[Records from a data source]
_ _ _ _ _ _ _

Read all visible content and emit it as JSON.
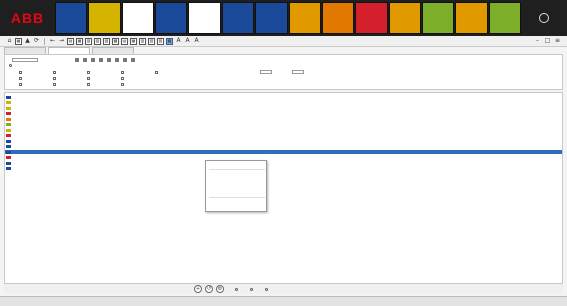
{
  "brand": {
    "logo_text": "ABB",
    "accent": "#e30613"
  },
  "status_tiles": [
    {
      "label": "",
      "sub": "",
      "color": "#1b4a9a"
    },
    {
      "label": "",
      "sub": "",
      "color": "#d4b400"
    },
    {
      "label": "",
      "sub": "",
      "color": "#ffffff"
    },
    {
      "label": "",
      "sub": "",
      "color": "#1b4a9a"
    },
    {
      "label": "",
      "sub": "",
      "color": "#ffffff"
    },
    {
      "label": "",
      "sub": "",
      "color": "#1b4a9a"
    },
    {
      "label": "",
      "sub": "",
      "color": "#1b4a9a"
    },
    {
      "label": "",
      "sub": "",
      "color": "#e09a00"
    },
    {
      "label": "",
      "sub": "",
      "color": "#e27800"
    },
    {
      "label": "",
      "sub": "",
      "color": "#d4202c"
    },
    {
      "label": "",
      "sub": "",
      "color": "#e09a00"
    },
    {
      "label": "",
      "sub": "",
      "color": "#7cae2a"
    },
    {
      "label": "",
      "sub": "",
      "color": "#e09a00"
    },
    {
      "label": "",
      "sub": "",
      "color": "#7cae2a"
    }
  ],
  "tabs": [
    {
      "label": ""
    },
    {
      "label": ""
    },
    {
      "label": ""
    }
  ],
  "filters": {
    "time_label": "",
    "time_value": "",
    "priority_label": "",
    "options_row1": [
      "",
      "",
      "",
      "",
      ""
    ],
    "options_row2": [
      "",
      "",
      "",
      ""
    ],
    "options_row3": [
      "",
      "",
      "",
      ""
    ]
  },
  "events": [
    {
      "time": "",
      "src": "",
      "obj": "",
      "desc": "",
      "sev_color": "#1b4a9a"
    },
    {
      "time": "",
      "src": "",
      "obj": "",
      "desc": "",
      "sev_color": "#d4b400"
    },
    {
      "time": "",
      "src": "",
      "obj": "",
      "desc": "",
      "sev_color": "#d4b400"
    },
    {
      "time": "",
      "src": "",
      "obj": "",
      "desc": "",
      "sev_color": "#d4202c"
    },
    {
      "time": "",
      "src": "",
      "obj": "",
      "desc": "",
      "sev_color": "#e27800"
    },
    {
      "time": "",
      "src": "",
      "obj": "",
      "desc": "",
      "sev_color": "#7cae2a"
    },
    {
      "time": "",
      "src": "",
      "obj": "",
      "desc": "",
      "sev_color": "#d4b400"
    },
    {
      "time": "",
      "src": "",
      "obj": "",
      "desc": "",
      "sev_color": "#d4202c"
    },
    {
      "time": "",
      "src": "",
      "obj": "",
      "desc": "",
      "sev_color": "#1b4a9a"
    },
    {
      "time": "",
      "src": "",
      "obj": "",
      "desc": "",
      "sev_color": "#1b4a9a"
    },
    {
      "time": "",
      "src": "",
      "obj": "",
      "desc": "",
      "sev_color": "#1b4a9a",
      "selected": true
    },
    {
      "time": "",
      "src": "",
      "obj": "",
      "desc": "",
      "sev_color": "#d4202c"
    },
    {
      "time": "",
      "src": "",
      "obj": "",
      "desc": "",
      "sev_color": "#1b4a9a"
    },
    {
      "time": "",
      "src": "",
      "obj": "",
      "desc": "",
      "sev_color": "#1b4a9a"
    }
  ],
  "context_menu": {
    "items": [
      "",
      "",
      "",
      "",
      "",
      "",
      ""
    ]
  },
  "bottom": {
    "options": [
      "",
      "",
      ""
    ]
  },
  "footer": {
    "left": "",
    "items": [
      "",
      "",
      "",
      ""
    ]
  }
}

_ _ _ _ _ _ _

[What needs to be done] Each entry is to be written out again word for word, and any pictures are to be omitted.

[Result of the task]
Read all visible content and emit it as JSON.
{
  "brand": {
    "logo_text": "ABB",
    "accent": "#e30613"
  },
  "status_tiles": [
    {
      "label": "",
      "sub": "",
      "color": "#1b4a9a"
    },
    {
      "label": "",
      "sub": "",
      "color": "#d4b400"
    },
    {
      "label": "",
      "sub": "",
      "color": "#ffffff"
    },
    {
      "label": "",
      "sub": "",
      "color": "#1b4a9a"
    },
    {
      "label": "",
      "sub": "",
      "color": "#ffffff"
    },
    {
      "label": "",
      "sub": "",
      "color": "#1b4a9a"
    },
    {
      "label": "",
      "sub": "",
      "color": "#1b4a9a"
    },
    {
      "label": "",
      "sub": "",
      "color": "#e09a00"
    },
    {
      "label": "",
      "sub": "",
      "color": "#e27800"
    },
    {
      "label": "",
      "sub": "",
      "color": "#d4202c"
    },
    {
      "label": "",
      "sub": "",
      "color": "#e09a00"
    },
    {
      "label": "",
      "sub": "",
      "color": "#7cae2a"
    },
    {
      "label": "",
      "sub": "",
      "color": "#e09a00"
    },
    {
      "label": "",
      "sub": "",
      "color": "#7cae2a"
    }
  ],
  "tabs": [
    {
      "label": ""
    },
    {
      "label": ""
    },
    {
      "label": ""
    }
  ],
  "filters": {
    "time_label": "",
    "time_value": "",
    "priority_label": "",
    "options_row1": [
      "",
      "",
      "",
      "",
      ""
    ],
    "options_row2": [
      "",
      "",
      "",
      ""
    ],
    "options_row3": [
      "",
      "",
      "",
      ""
    ]
  },
  "events": [
    {
      "time": "",
      "src": "",
      "obj": "",
      "desc": "",
      "sev_color": "#1b4a9a"
    },
    {
      "time": "",
      "src": "",
      "obj": "",
      "desc": "",
      "sev_color": "#d4b400"
    },
    {
      "time": "",
      "src": "",
      "obj": "",
      "desc": "",
      "sev_color": "#d4b400"
    },
    {
      "time": "",
      "src": "",
      "obj": "",
      "desc": "",
      "sev_color": "#d4202c"
    },
    {
      "time": "",
      "src": "",
      "obj": "",
      "desc": "",
      "sev_color": "#e27800"
    },
    {
      "time": "",
      "src": "",
      "obj": "",
      "desc": "",
      "sev_color": "#7cae2a"
    },
    {
      "time": "",
      "src": "",
      "obj": "",
      "desc": "",
      "sev_color": "#d4b400"
    },
    {
      "time": "",
      "src": "",
      "obj": "",
      "desc": "",
      "sev_color": "#d4202c"
    },
    {
      "time": "",
      "src": "",
      "obj": "",
      "desc": "",
      "sev_color": "#1b4a9a"
    },
    {
      "time": "",
      "src": "",
      "obj": "",
      "desc": "",
      "sev_color": "#1b4a9a"
    },
    {
      "time": "",
      "src": "",
      "obj": "",
      "desc": "",
      "sev_color": "#1b4a9a",
      "selected": true
    },
    {
      "time": "",
      "src": "",
      "obj": "",
      "desc": "",
      "sev_color": "#d4202c"
    },
    {
      "time": "",
      "src": "",
      "obj": "",
      "desc": "",
      "sev_color": "#1b4a9a"
    },
    {
      "time": "",
      "src": "",
      "obj": "",
      "desc": "",
      "sev_color": "#1b4a9a"
    }
  ],
  "context_menu": {
    "items": [
      "",
      "",
      "",
      "",
      "",
      "",
      ""
    ]
  },
  "bottom": {
    "options": [
      "",
      "",
      ""
    ]
  },
  "footer": {
    "left": "",
    "items": [
      "",
      "",
      "",
      ""
    ]
  }
}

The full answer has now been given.